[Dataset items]

Content starts

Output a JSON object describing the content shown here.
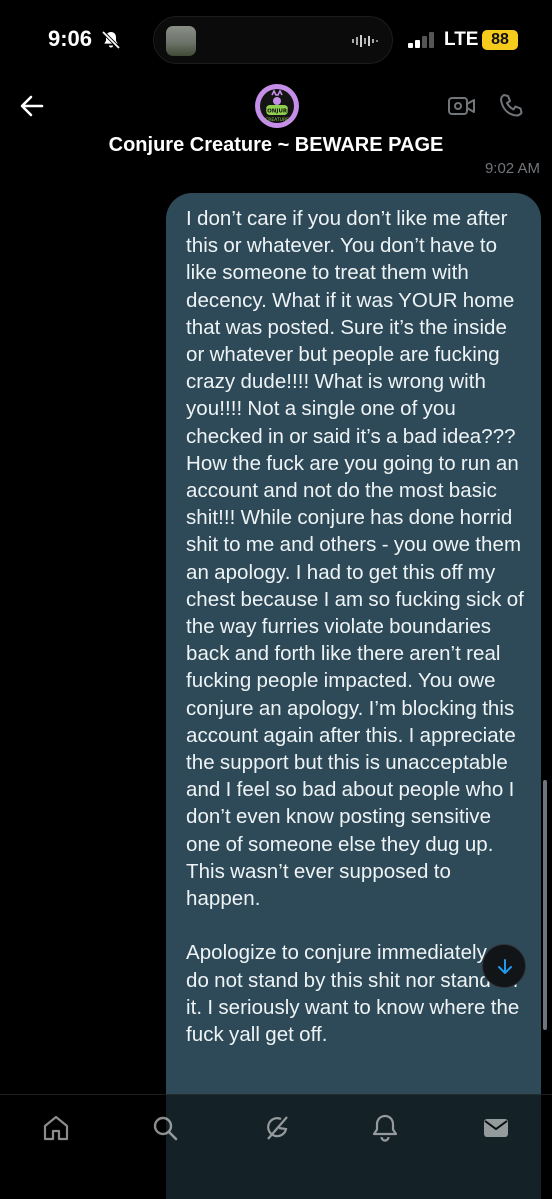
{
  "status_bar": {
    "time": "9:06",
    "network": "LTE",
    "battery": "88",
    "battery_color": "#f5cc1c"
  },
  "header": {
    "title": "Conjure Creature ~ BEWARE PAGE",
    "avatar_text": "CONJURE CREATURE",
    "avatar_color": "#c58ee8"
  },
  "conversation": {
    "timestamp": "9:02 AM",
    "message": "I don’t care if you don’t like me after this or whatever. You don’t have to like someone to treat them with decency. What if it was YOUR home that was posted. Sure it’s the inside or whatever but people are fucking crazy dude!!!! What is wrong with you!!!! Not a single one of you checked in or said it’s a bad idea??? How the fuck are you going to run an account and not do the most basic shit!!! While conjure has done horrid shit to me and others - you owe them an apology. I had to get this off my chest because I am so fucking sick of the way furries violate boundaries back and forth like there aren’t real fucking people impacted. You owe conjure an apology. I’m blocking this account again after this. I appreciate the support but this is unacceptable and I feel so bad about people who I don’t even know posting sensitive one of someone else they dug up. This wasn’t ever supposed to happen.\n\nApologize to conjure immediately. I do not stand by this shit nor stand for it. I seriously want to know where the fuck yall get off.",
    "bubble_color": "#2e4a58"
  },
  "icons": {
    "back": "back-arrow-icon",
    "video": "video-call-icon",
    "phone": "phone-icon",
    "jump": "arrow-down-icon"
  },
  "bottom_nav": [
    "home-icon",
    "search-icon",
    "grok-icon",
    "notifications-icon",
    "messages-icon"
  ]
}
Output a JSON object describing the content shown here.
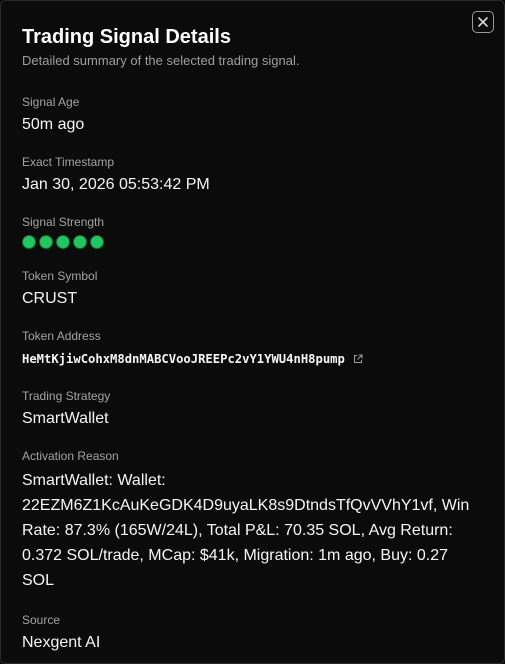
{
  "dialog": {
    "title": "Trading Signal Details",
    "subtitle": "Detailed summary of the selected trading signal.",
    "close_icon": "close-icon"
  },
  "fields": {
    "signal_age": {
      "label": "Signal Age",
      "value": "50m ago"
    },
    "timestamp": {
      "label": "Exact Timestamp",
      "value": "Jan 30, 2026 05:53:42 PM"
    },
    "strength": {
      "label": "Signal Strength",
      "level": 5,
      "max": 5,
      "dot_color": "#22c55e"
    },
    "token_symbol": {
      "label": "Token Symbol",
      "value": "CRUST"
    },
    "token_address": {
      "label": "Token Address",
      "value": "HeMtKjiwCohxM8dnMABCVooJREEPc2vY1YWU4nH8pump",
      "link_icon": "external-link-icon"
    },
    "strategy": {
      "label": "Trading Strategy",
      "value": "SmartWallet"
    },
    "activation_reason": {
      "label": "Activation Reason",
      "value": "SmartWallet: Wallet: 22EZM6Z1KcAuKeGDK4D9uyaLK8s9DtndsTfQvVVhY1vf, Win Rate: 87.3% (165W/24L), Total P&L: 70.35 SOL, Avg Return: 0.372 SOL/trade, MCap: $41k, Migration: 1m ago, Buy: 0.27 SOL"
    },
    "source": {
      "label": "Source",
      "value": "Nexgent AI"
    }
  }
}
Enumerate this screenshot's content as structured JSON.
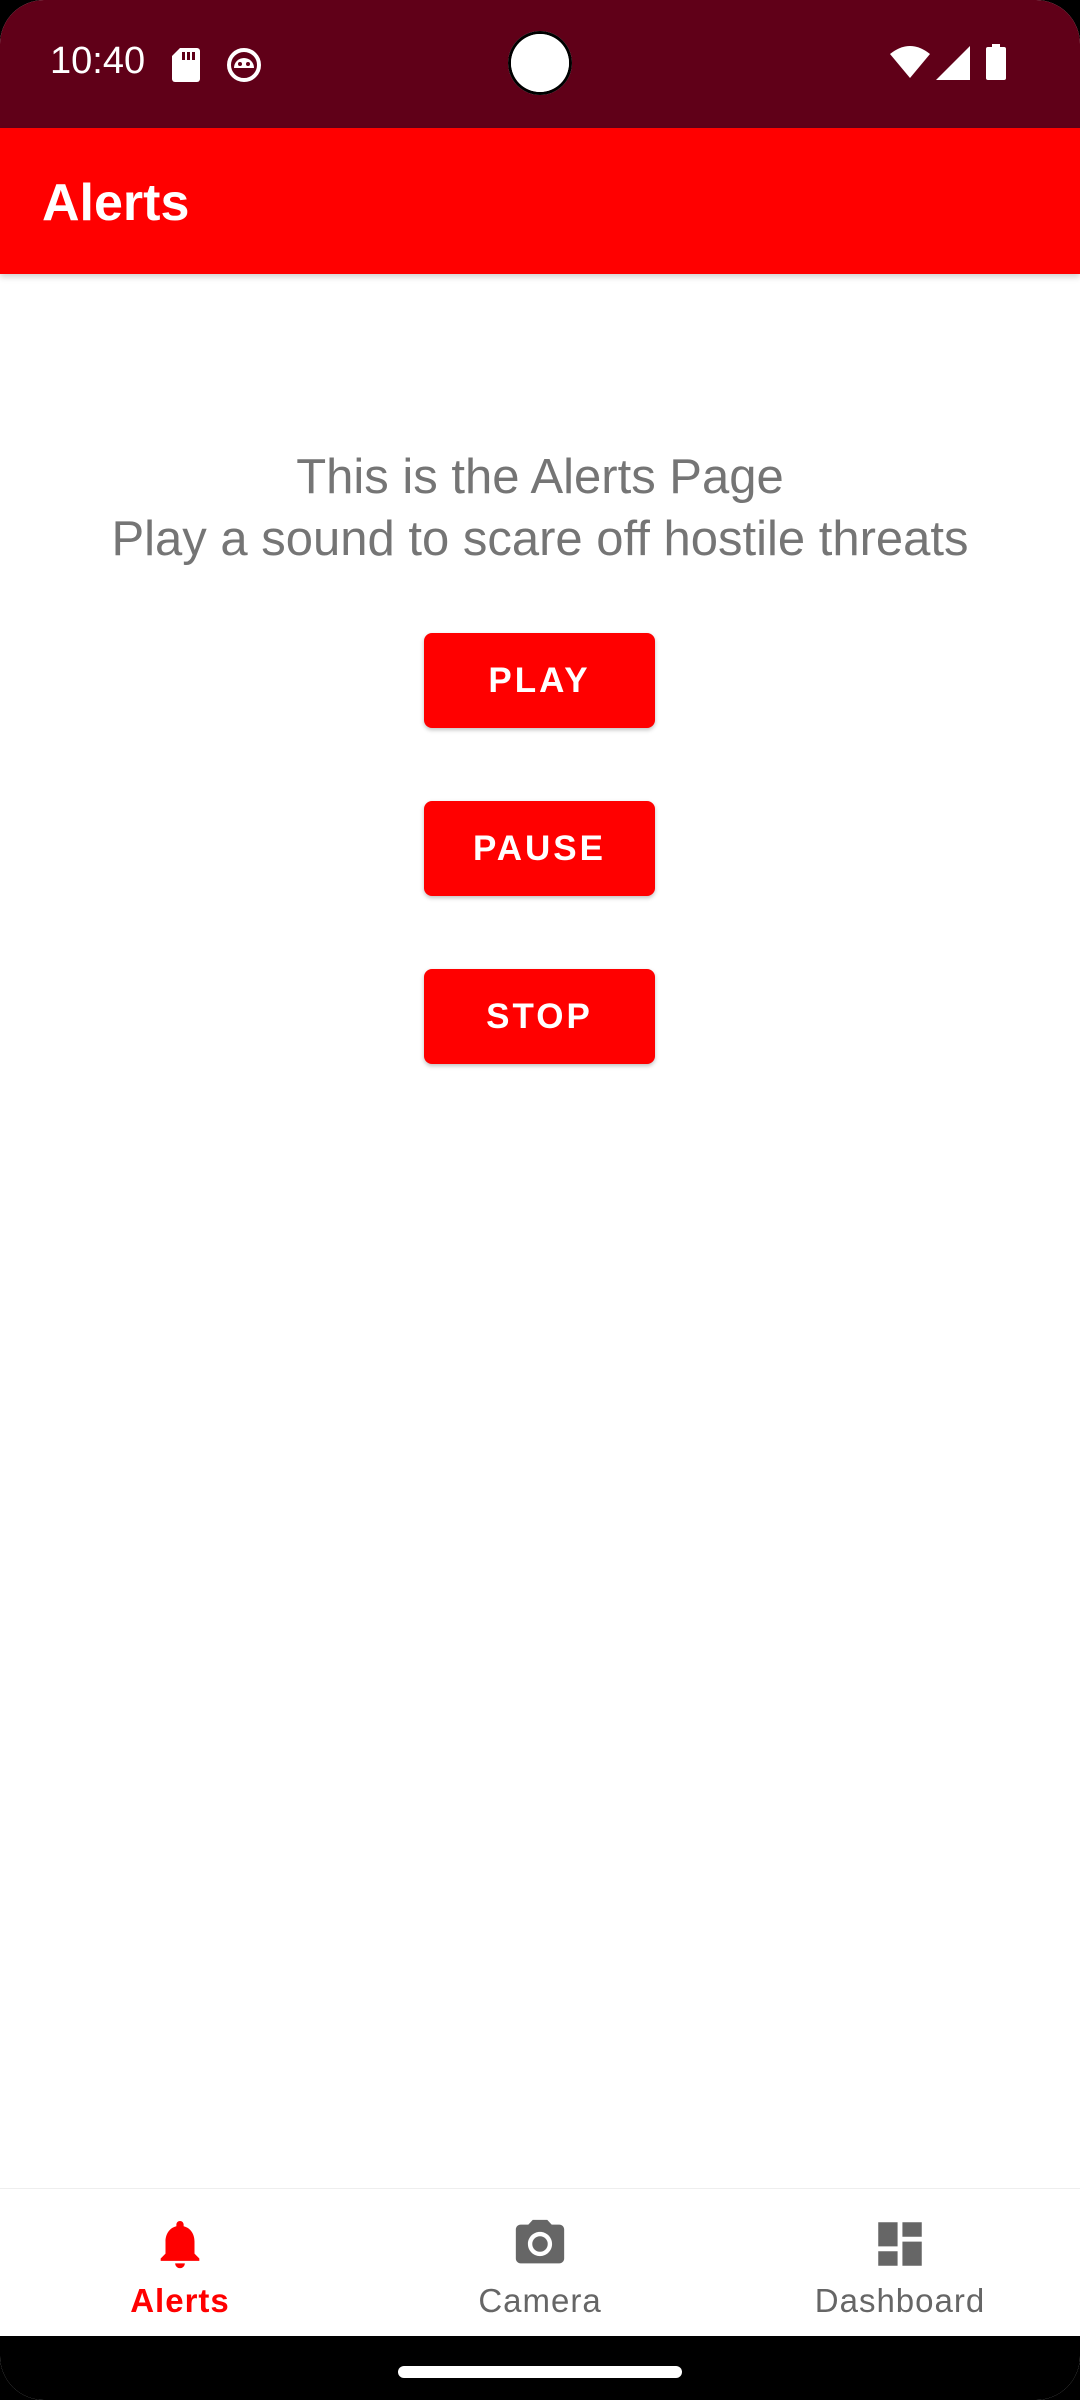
{
  "status_bar": {
    "time": "10:40",
    "icons": [
      "sd-card-icon",
      "android-debug-icon",
      "wifi-icon",
      "cell-signal-icon",
      "battery-icon"
    ],
    "background": "#600018"
  },
  "app_bar": {
    "title": "Alerts",
    "background": "#ff0000"
  },
  "main": {
    "intro_line_1": "This is the Alerts Page",
    "intro_line_2": "Play a sound to scare off hostile threats",
    "buttons": {
      "play": "PLAY",
      "pause": "PAUSE",
      "stop": "STOP"
    },
    "button_color": "#ff0000",
    "text_color": "#757575"
  },
  "bottom_nav": {
    "items": [
      {
        "label": "Alerts",
        "icon": "bell-icon",
        "active": true
      },
      {
        "label": "Camera",
        "icon": "camera-icon",
        "active": false
      },
      {
        "label": "Dashboard",
        "icon": "dashboard-icon",
        "active": false
      }
    ],
    "active_color": "#ff0000",
    "inactive_color": "#666666"
  }
}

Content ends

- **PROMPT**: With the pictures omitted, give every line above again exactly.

- **EXERCISE SOLUTION**:
Output a JSON object describing the content shown here.
{
  "status_bar": {
    "time": "9:06",
    "network": "LTE",
    "battery": "88",
    "battery_color": "#f5cc1c"
  },
  "header": {
    "title": "Conjure Creature ~ BEWARE PAGE",
    "avatar_text": "CONJURE CREATURE",
    "avatar_color": "#c58ee8"
  },
  "conversation": {
    "timestamp": "9:02 AM",
    "message": "I don’t care if you don’t like me after this or whatever. You don’t have to like someone to treat them with decency. What if it was YOUR home that was posted. Sure it’s the inside or whatever but people are fucking crazy dude!!!! What is wrong with you!!!! Not a single one of you checked in or said it’s a bad idea??? How the fuck are you going to run an account and not do the most basic shit!!! While conjure has done horrid shit to me and others - you owe them an apology. I had to get this off my chest because I am so fucking sick of the way furries violate boundaries back and forth like there aren’t real fucking people impacted. You owe conjure an apology. I’m blocking this account again after this. I appreciate the support but this is unacceptable and I feel so bad about people who I don’t even know posting sensitive one of someone else they dug up. This wasn’t ever supposed to happen.\n\nApologize to conjure immediately. I do not stand by this shit nor stand for it. I seriously want to know where the fuck yall get off.",
    "bubble_color": "#2e4a58"
  },
  "icons": {
    "back": "back-arrow-icon",
    "video": "video-call-icon",
    "phone": "phone-icon",
    "jump": "arrow-down-icon"
  },
  "bottom_nav": [
    "home-icon",
    "search-icon",
    "grok-icon",
    "notifications-icon",
    "messages-icon"
  ]
}
Output a JSON object describing the content shown here.
{
  "dialog": {
    "title": "Trading Signal Details",
    "subtitle": "Detailed summary of the selected trading signal.",
    "close_icon": "close-icon"
  },
  "fields": {
    "signal_age": {
      "label": "Signal Age",
      "value": "50m ago"
    },
    "timestamp": {
      "label": "Exact Timestamp",
      "value": "Jan 30, 2026 05:53:42 PM"
    },
    "strength": {
      "label": "Signal Strength",
      "level": 5,
      "max": 5,
      "dot_color": "#22c55e"
    },
    "token_symbol": {
      "label": "Token Symbol",
      "value": "CRUST"
    },
    "token_address": {
      "label": "Token Address",
      "value": "HeMtKjiwCohxM8dnMABCVooJREEPc2vY1YWU4nH8pump",
      "link_icon": "external-link-icon"
    },
    "strategy": {
      "label": "Trading Strategy",
      "value": "SmartWallet"
    },
    "activation_reason": {
      "label": "Activation Reason",
      "value": "SmartWallet: Wallet: 22EZM6Z1KcAuKeGDK4D9uyaLK8s9DtndsTfQvVVhY1vf, Win Rate: 87.3% (165W/24L), Total P&L: 70.35 SOL, Avg Return: 0.372 SOL/trade, MCap: $41k, Migration: 1m ago, Buy: 0.27 SOL"
    },
    "source": {
      "label": "Source",
      "value": "Nexgent AI"
    }
  }
}
Enumerate this screenshot's content as structured JSON.
{
  "status_bar": {
    "time": "10:40",
    "icons": [
      "sd-card-icon",
      "android-debug-icon",
      "wifi-icon",
      "cell-signal-icon",
      "battery-icon"
    ],
    "background": "#600018"
  },
  "app_bar": {
    "title": "Alerts",
    "background": "#ff0000"
  },
  "main": {
    "intro_line_1": "This is the Alerts Page",
    "intro_line_2": "Play a sound to scare off hostile threats",
    "buttons": {
      "play": "PLAY",
      "pause": "PAUSE",
      "stop": "STOP"
    },
    "button_color": "#ff0000",
    "text_color": "#757575"
  },
  "bottom_nav": {
    "items": [
      {
        "label": "Alerts",
        "icon": "bell-icon",
        "active": true
      },
      {
        "label": "Camera",
        "icon": "camera-icon",
        "active": false
      },
      {
        "label": "Dashboard",
        "icon": "dashboard-icon",
        "active": false
      }
    ],
    "active_color": "#ff0000",
    "inactive_color": "#666666"
  }
}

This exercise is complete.